Installing The System
A time-consuming activity was loading data and storage information into the new system. The company also submitted requests to its raw material suppliers that both human- and machine-readable documents accompany each order. Otherwise, their shipments could not be processed quickly.
Kodak determined the integration of the warehouse management system with the mainframe-based manufacturing control system in Rochester was critical. The project team member responsible for information systems oversaw the download of order information and the upload of receipts, move and pick data.
Kodak decided a phased implementation approach would help users become familiar with the system. Selected product groups began using the warehouse system immediately, while other products were phased in over time. Training continued both during and after system installation.
One key component of the system is the user's ability to modify the program's rules without having to rely on the IS department. Hurtubis says, "A warehouse team can decide to turn on or turn off rules within the system without having to go through Kodak's management information system. And at the end of it, they can get together and evaluate their actions, giving users the ability to make adjustments quickly."
Evaluating The Benefits
According to Hurtubis, payback benefits from the system included increased equipment use and personnel productivity. It also improved inventory turns, or reduced amount of inventory needed to support production, and improved overall morale.
The warehouse management system installed at Kodak allowed personnel reductions of 25%. Inventory-on-hand was reduced by one day. The number of leased material-handling vehicles was cut by 16%.

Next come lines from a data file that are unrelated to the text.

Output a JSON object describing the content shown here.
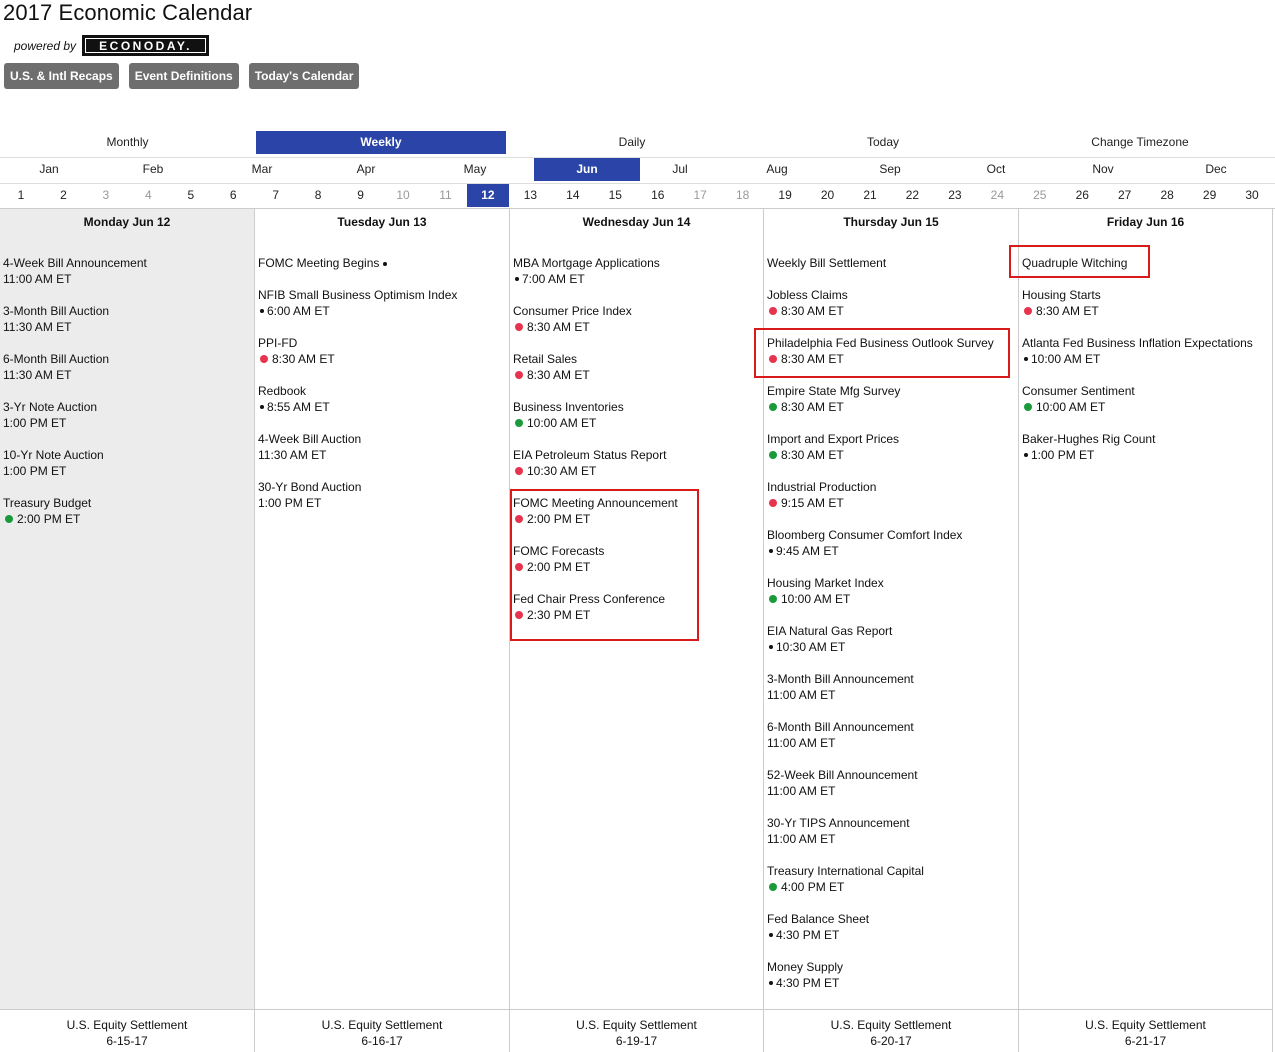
{
  "header": {
    "title": "2017 Economic Calendar",
    "powered_by": "powered by",
    "logo_text": "ECONODAY."
  },
  "buttons": [
    "U.S. & Intl Recaps",
    "Event Definitions",
    "Today's Calendar"
  ],
  "views": [
    {
      "label": "Monthly",
      "active": false
    },
    {
      "label": "Weekly",
      "active": true
    },
    {
      "label": "Daily",
      "active": false
    },
    {
      "label": "Today",
      "active": false
    },
    {
      "label": "Change Timezone",
      "active": false
    }
  ],
  "months": [
    {
      "label": "Jan",
      "active": false
    },
    {
      "label": "Feb",
      "active": false
    },
    {
      "label": "Mar",
      "active": false
    },
    {
      "label": "Apr",
      "active": false
    },
    {
      "label": "May",
      "active": false
    },
    {
      "label": "Jun",
      "active": true
    },
    {
      "label": "Jul",
      "active": false
    },
    {
      "label": "Aug",
      "active": false
    },
    {
      "label": "Sep",
      "active": false
    },
    {
      "label": "Oct",
      "active": false
    },
    {
      "label": "Nov",
      "active": false
    },
    {
      "label": "Dec",
      "active": false
    }
  ],
  "days": [
    {
      "n": "1"
    },
    {
      "n": "2"
    },
    {
      "n": "3",
      "weekend": true
    },
    {
      "n": "4",
      "weekend": true
    },
    {
      "n": "5"
    },
    {
      "n": "6"
    },
    {
      "n": "7"
    },
    {
      "n": "8"
    },
    {
      "n": "9"
    },
    {
      "n": "10",
      "weekend": true
    },
    {
      "n": "11",
      "weekend": true
    },
    {
      "n": "12",
      "active": true
    },
    {
      "n": "13"
    },
    {
      "n": "14"
    },
    {
      "n": "15"
    },
    {
      "n": "16"
    },
    {
      "n": "17",
      "weekend": true
    },
    {
      "n": "18",
      "weekend": true
    },
    {
      "n": "19"
    },
    {
      "n": "20"
    },
    {
      "n": "21"
    },
    {
      "n": "22"
    },
    {
      "n": "23"
    },
    {
      "n": "24",
      "weekend": true
    },
    {
      "n": "25",
      "weekend": true
    },
    {
      "n": "26"
    },
    {
      "n": "27"
    },
    {
      "n": "28"
    },
    {
      "n": "29"
    },
    {
      "n": "30"
    }
  ],
  "columns": [
    {
      "header": "Monday Jun 12",
      "shaded": true,
      "footer": {
        "label": "U.S. Equity Settlement",
        "date": "6-15-17"
      },
      "events": [
        {
          "name": "4-Week Bill Announcement",
          "time": "11:00 AM ET",
          "dot": ""
        },
        {
          "name": "3-Month Bill Auction",
          "time": "11:30 AM ET",
          "dot": ""
        },
        {
          "name": "6-Month Bill Auction",
          "time": "11:30 AM ET",
          "dot": ""
        },
        {
          "name": "3-Yr Note Auction",
          "time": "1:00 PM ET",
          "dot": ""
        },
        {
          "name": "10-Yr Note Auction",
          "time": "1:00 PM ET",
          "dot": ""
        },
        {
          "name": "Treasury Budget",
          "time": "2:00 PM ET",
          "dot": "green"
        }
      ]
    },
    {
      "header": "Tuesday Jun 13",
      "shaded": false,
      "footer": {
        "label": "U.S. Equity Settlement",
        "date": "6-16-17"
      },
      "events": [
        {
          "name": "FOMC Meeting Begins",
          "time": "",
          "dot": "",
          "inline_dot": "black",
          "compact": true
        },
        {
          "name": "NFIB Small Business Optimism Index",
          "time": "6:00 AM ET",
          "dot": "black"
        },
        {
          "name": "PPI-FD",
          "time": "8:30 AM ET",
          "dot": "red"
        },
        {
          "name": "Redbook",
          "time": "8:55 AM ET",
          "dot": "black"
        },
        {
          "name": "4-Week Bill Auction",
          "time": "11:30 AM ET",
          "dot": ""
        },
        {
          "name": "30-Yr Bond Auction",
          "time": "1:00 PM ET",
          "dot": ""
        }
      ]
    },
    {
      "header": "Wednesday Jun 14",
      "shaded": false,
      "footer": {
        "label": "U.S. Equity Settlement",
        "date": "6-19-17"
      },
      "events": [
        {
          "name": "MBA Mortgage Applications",
          "time": "7:00 AM ET",
          "dot": "black"
        },
        {
          "name": "Consumer Price Index",
          "time": "8:30 AM ET",
          "dot": "red"
        },
        {
          "name": "Retail Sales",
          "time": "8:30 AM ET",
          "dot": "red"
        },
        {
          "name": "Business Inventories",
          "time": "10:00 AM ET",
          "dot": "green"
        },
        {
          "name": "EIA Petroleum Status Report",
          "time": "10:30 AM ET",
          "dot": "red"
        },
        {
          "name": "FOMC Meeting Announcement",
          "time": "2:00 PM ET",
          "dot": "red"
        },
        {
          "name": "FOMC Forecasts",
          "time": "2:00 PM ET",
          "dot": "red"
        },
        {
          "name": "Fed Chair Press Conference",
          "time": "2:30 PM ET",
          "dot": "red"
        }
      ]
    },
    {
      "header": "Thursday Jun 15",
      "shaded": false,
      "footer": {
        "label": "U.S. Equity Settlement",
        "date": "6-20-17"
      },
      "events": [
        {
          "name": "Weekly Bill Settlement",
          "time": "",
          "dot": "",
          "compact": true
        },
        {
          "name": "Jobless Claims",
          "time": "8:30 AM ET",
          "dot": "red"
        },
        {
          "name": "Philadelphia Fed Business Outlook Survey",
          "time": "8:30 AM ET",
          "dot": "red"
        },
        {
          "name": "Empire State Mfg Survey",
          "time": "8:30 AM ET",
          "dot": "green"
        },
        {
          "name": "Import and Export Prices",
          "time": "8:30 AM ET",
          "dot": "green"
        },
        {
          "name": "Industrial Production",
          "time": "9:15 AM ET",
          "dot": "red"
        },
        {
          "name": "Bloomberg Consumer Comfort Index",
          "time": "9:45 AM ET",
          "dot": "black"
        },
        {
          "name": "Housing Market Index",
          "time": "10:00 AM ET",
          "dot": "green"
        },
        {
          "name": "EIA Natural Gas Report",
          "time": "10:30 AM ET",
          "dot": "black"
        },
        {
          "name": "3-Month Bill Announcement",
          "time": "11:00 AM ET",
          "dot": ""
        },
        {
          "name": "6-Month Bill Announcement",
          "time": "11:00 AM ET",
          "dot": ""
        },
        {
          "name": "52-Week Bill Announcement",
          "time": "11:00 AM ET",
          "dot": ""
        },
        {
          "name": "30-Yr TIPS Announcement",
          "time": "11:00 AM ET",
          "dot": ""
        },
        {
          "name": "Treasury International Capital",
          "time": "4:00 PM ET",
          "dot": "green"
        },
        {
          "name": "Fed Balance Sheet",
          "time": "4:30 PM ET",
          "dot": "black"
        },
        {
          "name": "Money Supply",
          "time": "4:30 PM ET",
          "dot": "black"
        }
      ]
    },
    {
      "header": "Friday Jun 16",
      "shaded": false,
      "footer": {
        "label": "U.S. Equity Settlement",
        "date": "6-21-17"
      },
      "events": [
        {
          "name": "Quadruple Witching",
          "time": "",
          "dot": "",
          "compact": true
        },
        {
          "name": "Housing Starts",
          "time": "8:30 AM ET",
          "dot": "red"
        },
        {
          "name": "Atlanta Fed Business Inflation Expectations",
          "time": "10:00 AM ET",
          "dot": "black"
        },
        {
          "name": "Consumer Sentiment",
          "time": "10:00 AM ET",
          "dot": "green"
        },
        {
          "name": "Baker-Hughes Rig Count",
          "time": "1:00 PM ET",
          "dot": "black"
        }
      ]
    }
  ],
  "colors": {
    "accent": "#2a44a8",
    "button_gray": "#6e6e6e",
    "high_importance": "#e8334e",
    "medium_importance": "#1a9a3a",
    "highlight_box": "#d91a1a",
    "shaded_column": "#ececec"
  }
}
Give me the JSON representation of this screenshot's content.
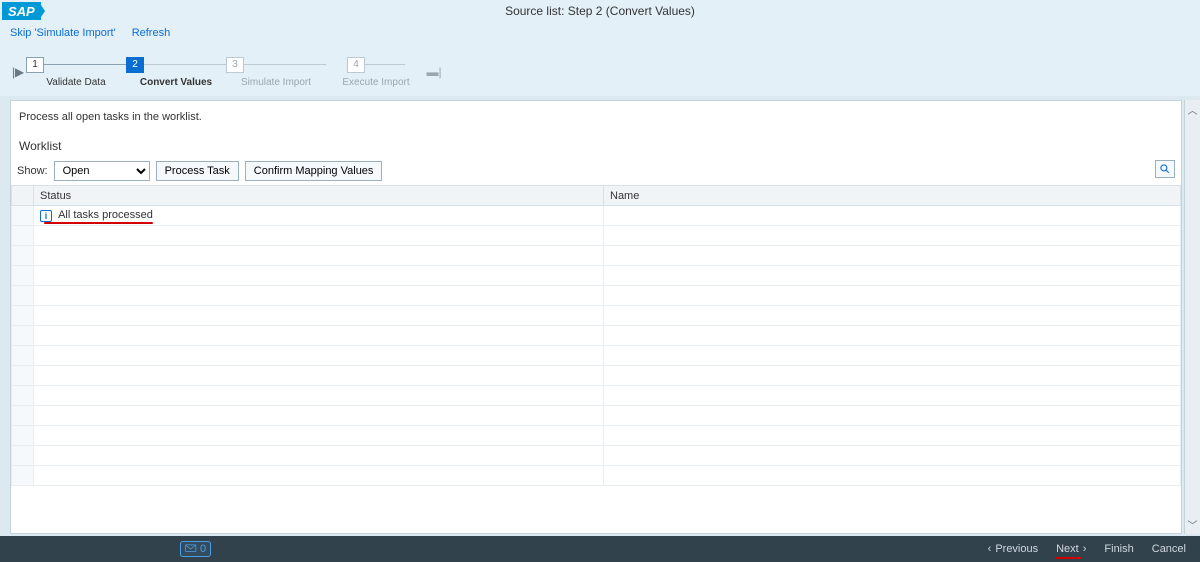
{
  "header": {
    "title": "Source list: Step 2  (Convert Values)"
  },
  "toolbar": {
    "skip": "Skip 'Simulate Import'",
    "refresh": "Refresh"
  },
  "wizard": {
    "steps": [
      {
        "num": "1",
        "label": "Validate Data"
      },
      {
        "num": "2",
        "label": "Convert Values"
      },
      {
        "num": "3",
        "label": "Simulate Import"
      },
      {
        "num": "4",
        "label": "Execute Import"
      }
    ]
  },
  "content": {
    "instruction": "Process all open tasks in the worklist.",
    "section": "Worklist",
    "show_label": "Show:",
    "show_value": "Open",
    "btn_process": "Process Task",
    "btn_confirm": "Confirm Mapping Values"
  },
  "table": {
    "col_status": "Status",
    "col_name": "Name",
    "row0_status": "All tasks processed"
  },
  "footer": {
    "msg_count": "0",
    "prev": "Previous",
    "next": "Next",
    "finish": "Finish",
    "cancel": "Cancel"
  }
}
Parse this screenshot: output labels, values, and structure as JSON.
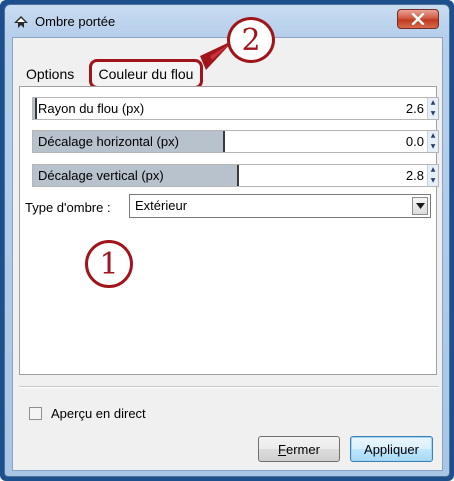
{
  "window": {
    "title": "Ombre portée"
  },
  "tabs": [
    {
      "label": "Options"
    },
    {
      "label": "Couleur du flou"
    }
  ],
  "parameters": [
    {
      "label": "Rayon du flou (px)",
      "value": "2.6"
    },
    {
      "label": "Décalage horizontal (px)",
      "value": "0.0"
    },
    {
      "label": "Décalage vertical (px)",
      "value": "2.8"
    }
  ],
  "shadow_type": {
    "label": "Type d'ombre :",
    "selected": "Extérieur"
  },
  "preview": {
    "label": "Aperçu en direct",
    "checked": false
  },
  "buttons": {
    "close": "Fermer",
    "apply": "Appliquer"
  },
  "callouts": {
    "one": "1",
    "two": "2"
  },
  "colors": {
    "frame": "#1c4f8c",
    "callout": "#a1141a",
    "close_button": "#c0391f"
  }
}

"Although our division has experienced 5% to 10% growth each year since we implemented the system, we haven't had to add any additional resources to maintain a high quality of production," Hurtubis commented. "We're happy with the system and its reliability. We have not had a single unplanned downtime event since implementation."